Government attempts to boost social investment, various charity fraudsters in court, concerns about the misuse of the assets of charities working in difficult areas such as Syria and a new Sorp were concerns for charity finance professionals throughout 2014.
In January, the Charity Commission opened statutory inquiries into the finances of two charities helping to deliver aid to Syria.
The risks of working in the country and the possibility of charities financing terror there or elsewhere remained a concern for charities, the commission and the police throughout the year, with several arrests made and banking services being denied to several Muslim charities and charities working in Syria.
Police called for public vigilance for bogus charity collectors, and spoke in favour of greater anti-fraud and counter-terror powers for the Charity Commission.
Again in January, a self-proclaimed bishop was jailed for two years for stealing £186,000 from a charity of which he was trustee – the first of several headline-grabbing fraud cases. In later months the former head of counter-fraud at Oxfam was jailed for stealing £65,000 from the charity, and a volunteer fundraiser for Help for Heroes was sentenced to four and a half years in jail for £300,000 of fraud.

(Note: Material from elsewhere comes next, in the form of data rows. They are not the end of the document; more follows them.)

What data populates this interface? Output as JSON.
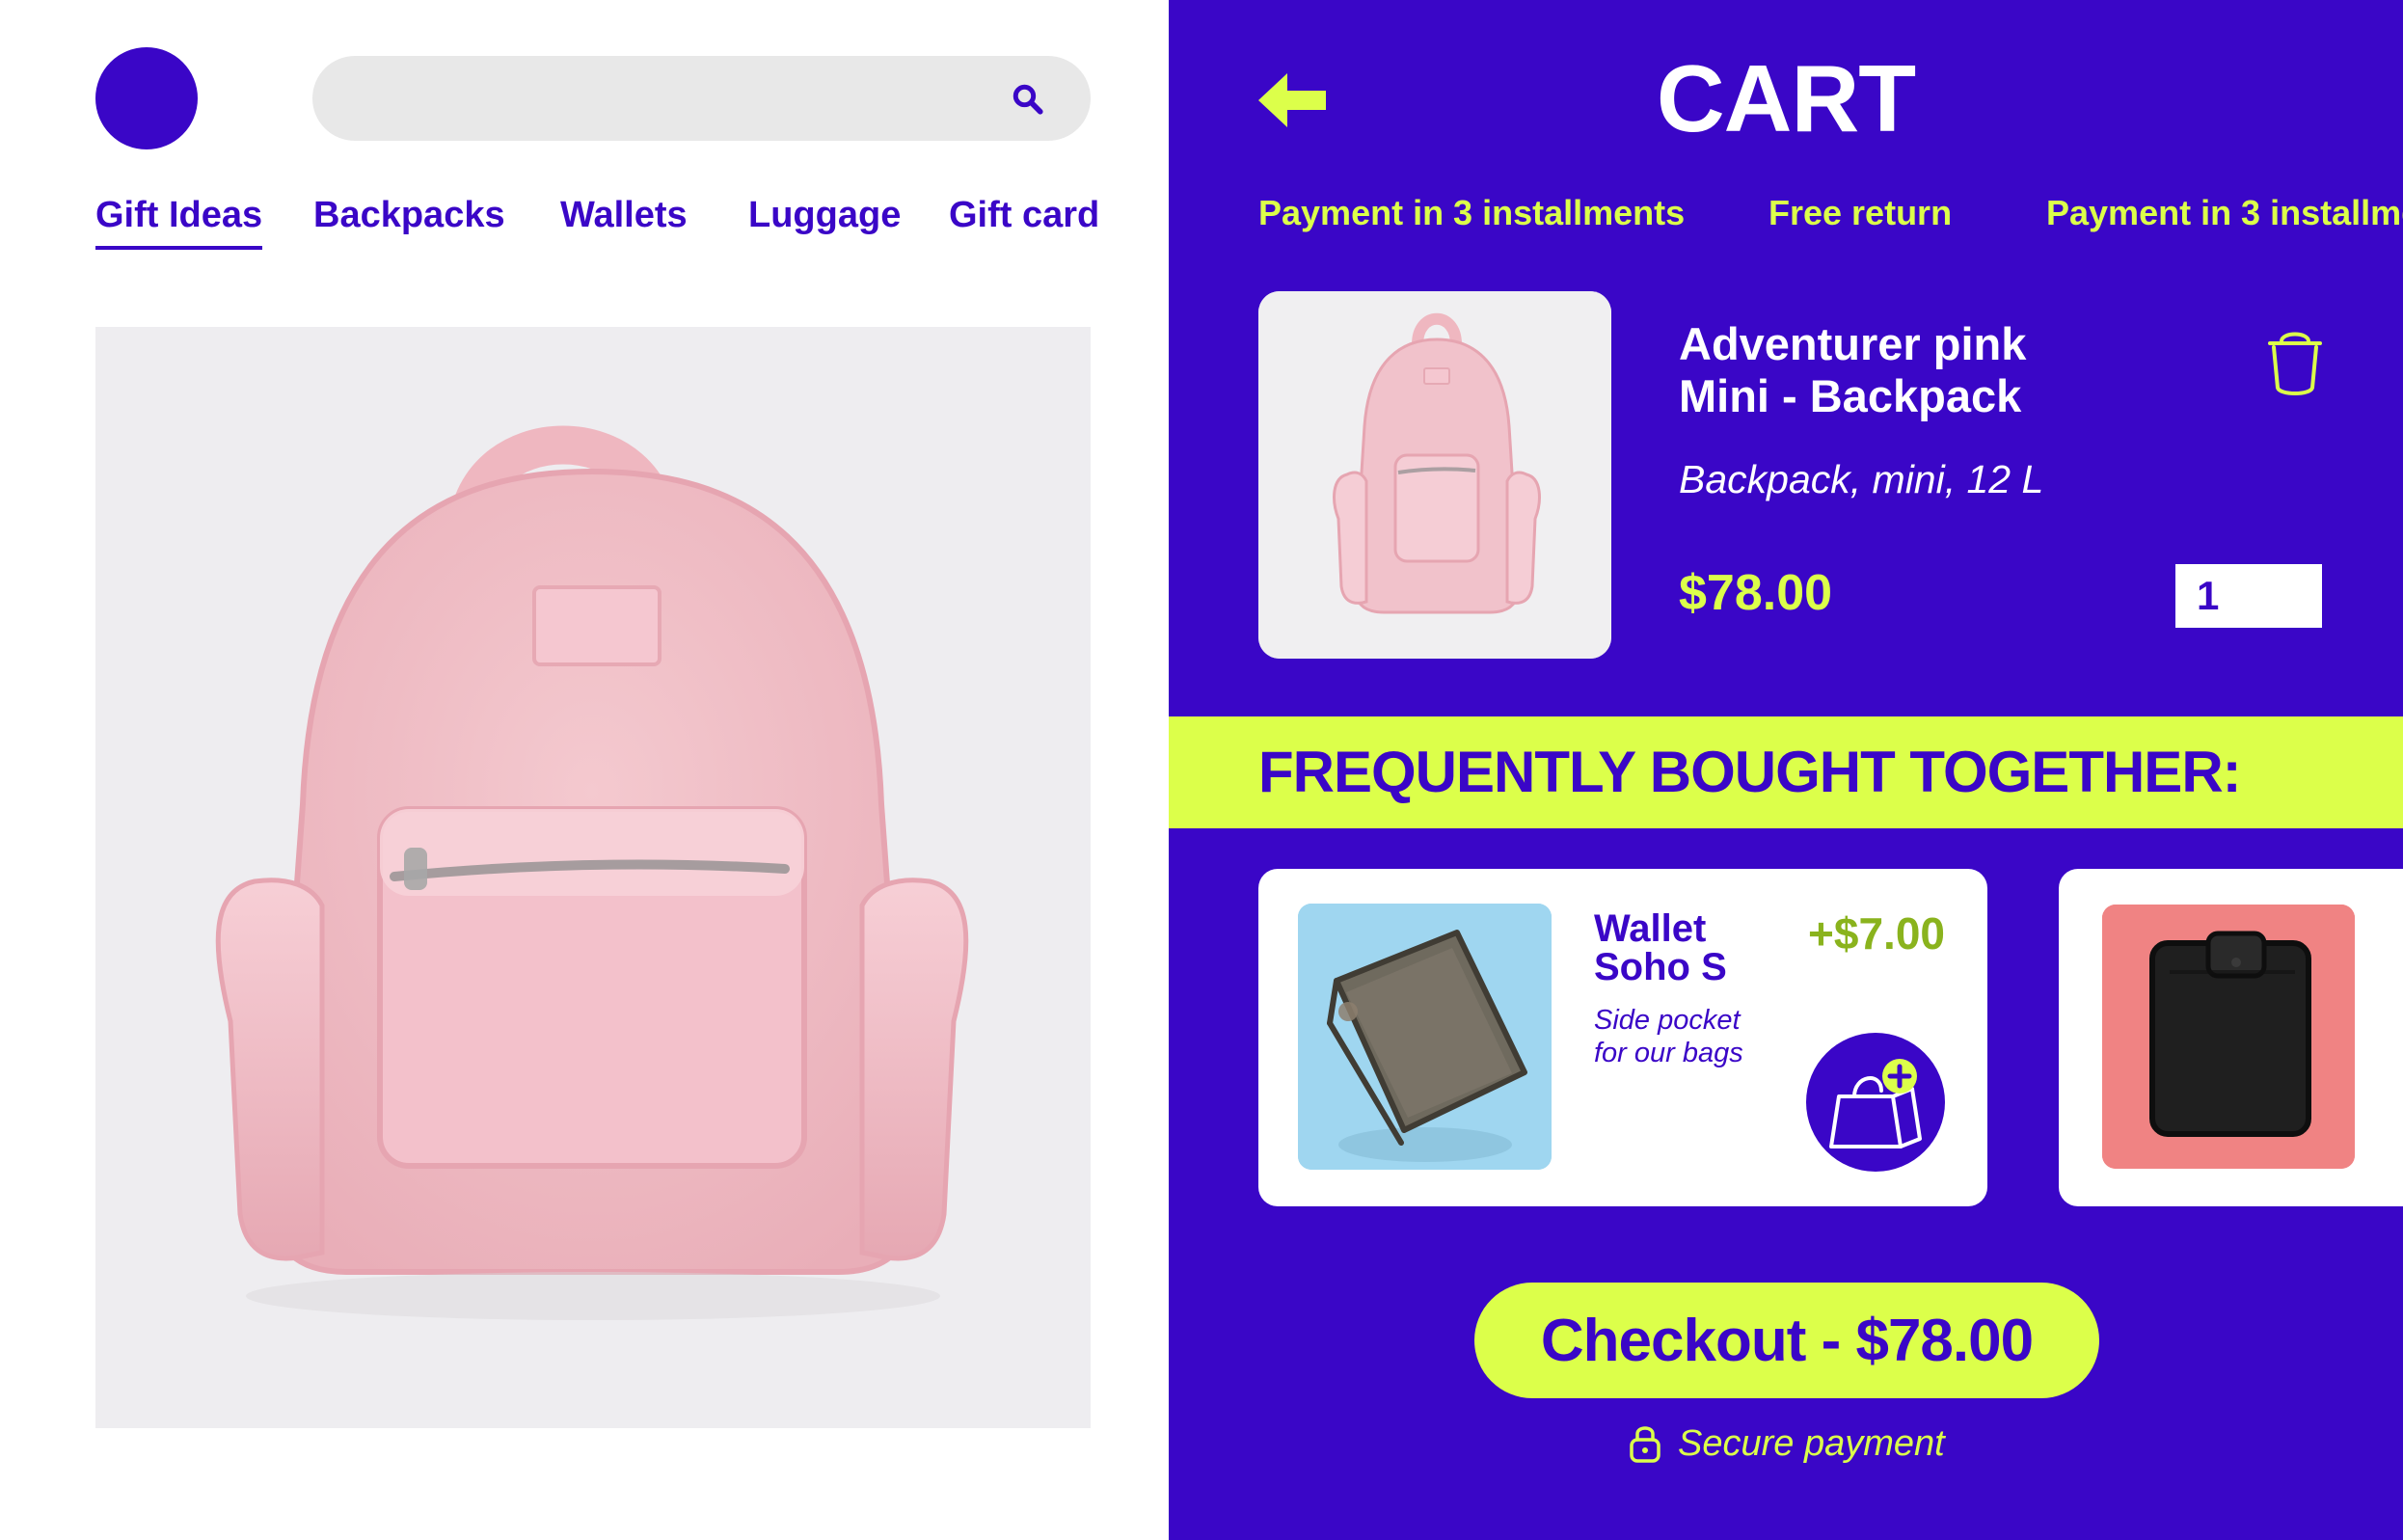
{
  "left": {
    "nav": [
      "Gift Ideas",
      "Backpacks",
      "Wallets",
      "Luggage",
      "Gift card"
    ],
    "active_nav": "Gift Ideas"
  },
  "cart": {
    "title": "CART",
    "perks": [
      "Payment in 3 installments",
      "Free return",
      "Payment in 3 installme"
    ],
    "item": {
      "name_line1": "Adventurer pink",
      "name_line2": "Mini - Backpack",
      "description": "Backpack, mini, 12 L",
      "price": "$78.00",
      "quantity": "1"
    },
    "section_title": "FREQUENTLY BOUGHT TOGETHER:",
    "recommendations": [
      {
        "name_line1": "Wallet",
        "name_line2": "Soho S",
        "price": "+$7.00",
        "desc_line1": "Side pocket",
        "desc_line2": "for our bags"
      }
    ],
    "checkout_label": "Checkout - $78.00",
    "secure_label": "Secure payment"
  },
  "colors": {
    "brand_blue": "#3a06c7",
    "accent_lime": "#dcff4a",
    "search_bg": "#e8e8e8"
  },
  "icons": [
    "search-icon",
    "back-arrow-icon",
    "trash-icon",
    "add-to-bag-icon",
    "lock-icon"
  ]
}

March’s Budget set the rate of social investment tax relief at 30 per cent, and December’s Autumn Statement increased the limit on investments on which the relief can be claimed.
In between, the sector’s scepticism about social investment was expressed on several occasions, and the pioneering HM Prison Peterborough social impact bond recorded underwhelming results, while Big Society Capital continued attempts to stimulate the market.

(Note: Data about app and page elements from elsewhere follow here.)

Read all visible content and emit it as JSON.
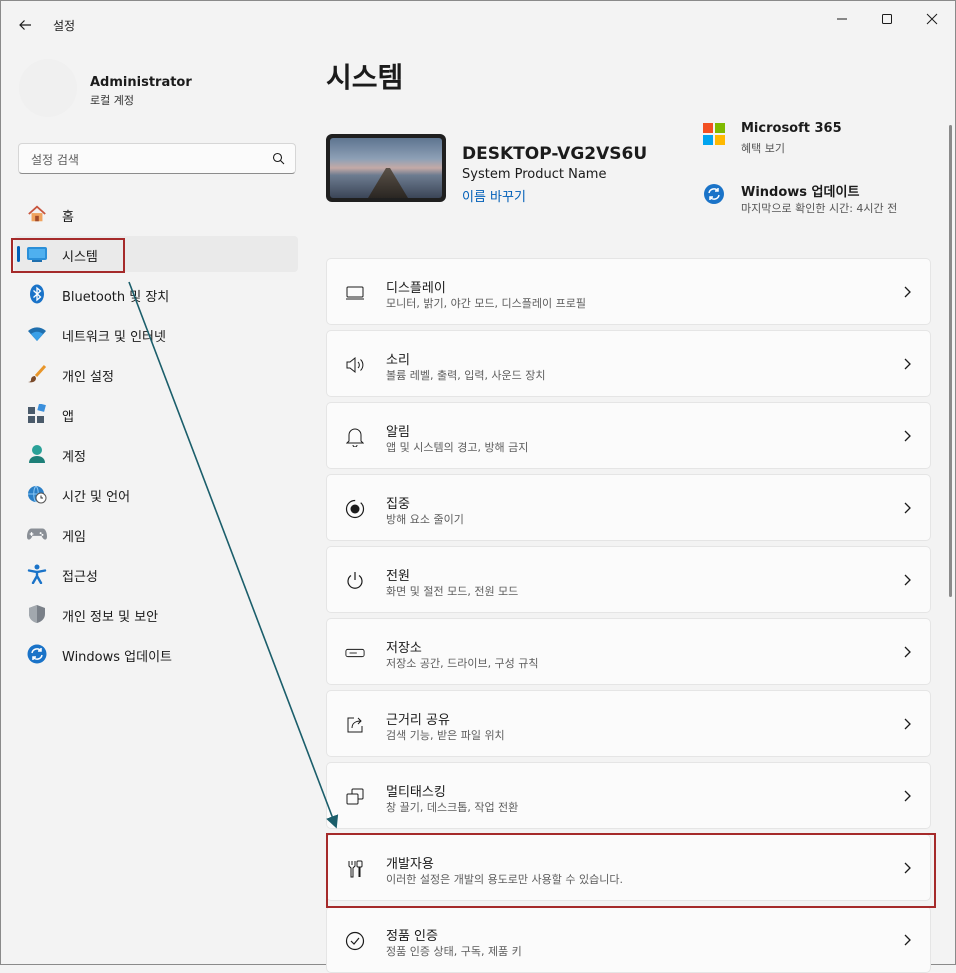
{
  "window": {
    "title": "설정",
    "controls": [
      "minimize-icon",
      "maximize-icon",
      "close-icon"
    ]
  },
  "profile": {
    "name": "Administrator",
    "account_type": "로컬 계정"
  },
  "search": {
    "placeholder": "설정 검색"
  },
  "sidebar": {
    "items": [
      {
        "label": "홈",
        "icon": "home-icon"
      },
      {
        "label": "시스템",
        "icon": "monitor-icon",
        "selected": true
      },
      {
        "label": "Bluetooth 및 장치",
        "icon": "bluetooth-icon"
      },
      {
        "label": "네트워크 및 인터넷",
        "icon": "wifi-icon"
      },
      {
        "label": "개인 설정",
        "icon": "brush-icon"
      },
      {
        "label": "앱",
        "icon": "apps-icon"
      },
      {
        "label": "계정",
        "icon": "person-icon"
      },
      {
        "label": "시간 및 언어",
        "icon": "clock-globe-icon"
      },
      {
        "label": "게임",
        "icon": "gamepad-icon"
      },
      {
        "label": "접근성",
        "icon": "accessibility-icon"
      },
      {
        "label": "개인 정보 및 보안",
        "icon": "shield-icon"
      },
      {
        "label": "Windows 업데이트",
        "icon": "update-icon"
      }
    ]
  },
  "main": {
    "title": "시스템",
    "device": {
      "name": "DESKTOP-VG2VS6U",
      "model": "System Product Name",
      "rename_link": "이름 바꾸기"
    },
    "tiles": [
      {
        "title": "Microsoft 365",
        "subtitle": "혜택 보기",
        "icon": "microsoft-logo-icon"
      },
      {
        "title": "Windows 업데이트",
        "subtitle": "마지막으로 확인한 시간: 4시간 전",
        "icon": "update-icon"
      }
    ],
    "settings": [
      {
        "title": "디스플레이",
        "subtitle": "모니터, 밝기, 야간 모드, 디스플레이 프로필",
        "icon": "display-icon"
      },
      {
        "title": "소리",
        "subtitle": "볼륨 레벨, 출력, 입력, 사운드 장치",
        "icon": "speaker-icon"
      },
      {
        "title": "알림",
        "subtitle": "앱 및 시스템의 경고, 방해 금지",
        "icon": "bell-icon"
      },
      {
        "title": "집중",
        "subtitle": "방해 요소 줄이기",
        "icon": "focus-icon"
      },
      {
        "title": "전원",
        "subtitle": "화면 및 절전 모드, 전원 모드",
        "icon": "power-icon"
      },
      {
        "title": "저장소",
        "subtitle": "저장소 공간, 드라이브, 구성 규칙",
        "icon": "storage-icon"
      },
      {
        "title": "근거리 공유",
        "subtitle": "검색 기능, 받은 파일 위치",
        "icon": "share-icon"
      },
      {
        "title": "멀티태스킹",
        "subtitle": "창 끌기, 데스크톱, 작업 전환",
        "icon": "multitask-icon"
      },
      {
        "title": "개발자용",
        "subtitle": "이러한 설정은 개발의 용도로만 사용할 수 있습니다.",
        "icon": "developer-tools-icon",
        "highlighted": true
      },
      {
        "title": "정품 인증",
        "subtitle": "정품 인증 상태, 구독, 제품 키",
        "icon": "activation-check-icon"
      }
    ]
  },
  "colors": {
    "accent": "#005fb8",
    "annotation": "#a52a2a",
    "arrow": "#1b5e6b",
    "background": "#f3f3f3",
    "card": "#fbfbfb"
  }
}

The announcement of new VAT reliefs for charities including hospices and air ambulances in both of the Budget and the Autumn Statement were also welcomed. These aside, charity sector leaders on both occasions were disappointed – the Budget left them feeling like the "forgotten sector", and the Autumn Statement was branded a mix of "promising noises and fatal errors".
The new Statements of Recommended Practice for charity accounts were published in July. For the first time there were two charity Sorps, one of which was for smaller charities, although this is likely to be abolished as early as 2016. Before you know it, there will be another new Sorp; the Charity Commission and the Office of the Scottish Charity Regulator appointed a new Sorp committee that will serve until 2018.
In the same month, a government announcement that it was dropping plans to make it harder to set up a charity for tax-avoidance purposes was welcomed by the sector. There had been concerns that the proposed powers were disproportionate and would have caused collateral damage to legitimate charities. HM Revenue & Customs claimed two victories against people abusing charities for tax avoidance, one in April and another in May.
In the last months of the year the demise of BeatBullying, a previously lauded charity that went into liquidation in November owing more than £1m to assorted creditors, left a number of people out of jobs and others asking where it all went wrong.
In December, a report into charity investments was published by the charity leaders group Acevo. It recommended more transparency on investments across the sector after the 2013 BBC Panorama exposé on the investments of Comic Relief, which included alcohol, tobacco and arms – all of which the charity pledged in May to remove from its portfolio in future.
Also this month, the Cabinet Office opened a consultation on raising the audit threshold for charities from £500,000 to £1m. The government has, however, so far resisted repeated calls from the sector to begin an early review of the Gift Aid Small Donations Scheme.